-- Task to carry out --
Take each line of the records below that contains the string "padspcb" and copy it.

** Material for this task follows **

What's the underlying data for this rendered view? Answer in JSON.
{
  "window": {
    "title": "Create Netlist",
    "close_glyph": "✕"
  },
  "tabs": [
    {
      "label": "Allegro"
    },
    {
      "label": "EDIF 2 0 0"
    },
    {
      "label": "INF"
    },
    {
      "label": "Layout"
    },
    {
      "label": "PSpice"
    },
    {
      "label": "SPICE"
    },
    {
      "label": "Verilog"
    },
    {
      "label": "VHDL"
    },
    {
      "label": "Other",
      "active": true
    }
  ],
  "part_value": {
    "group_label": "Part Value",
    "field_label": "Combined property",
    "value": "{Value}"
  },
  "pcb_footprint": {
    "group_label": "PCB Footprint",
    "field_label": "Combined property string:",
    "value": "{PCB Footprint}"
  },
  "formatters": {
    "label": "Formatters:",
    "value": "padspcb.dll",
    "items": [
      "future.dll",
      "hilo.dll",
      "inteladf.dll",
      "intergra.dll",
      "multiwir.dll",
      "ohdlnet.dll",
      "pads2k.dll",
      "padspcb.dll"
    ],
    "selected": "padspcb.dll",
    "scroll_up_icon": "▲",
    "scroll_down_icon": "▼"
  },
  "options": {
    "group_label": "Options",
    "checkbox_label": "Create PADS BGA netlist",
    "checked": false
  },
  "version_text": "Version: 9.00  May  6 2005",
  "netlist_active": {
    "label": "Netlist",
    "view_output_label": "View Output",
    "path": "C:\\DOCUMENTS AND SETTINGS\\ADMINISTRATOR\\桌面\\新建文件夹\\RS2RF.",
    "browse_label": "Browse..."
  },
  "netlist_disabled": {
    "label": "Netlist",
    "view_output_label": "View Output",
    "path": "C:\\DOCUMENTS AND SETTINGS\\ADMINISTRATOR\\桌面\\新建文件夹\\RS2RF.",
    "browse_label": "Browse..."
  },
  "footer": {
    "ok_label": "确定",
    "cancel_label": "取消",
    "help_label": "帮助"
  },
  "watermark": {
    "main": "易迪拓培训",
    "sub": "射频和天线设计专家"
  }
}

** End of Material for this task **

-- Reply --
    "value": "padspcb.dll",
      "padspcb.dll"
    "selected": "padspcb.dll",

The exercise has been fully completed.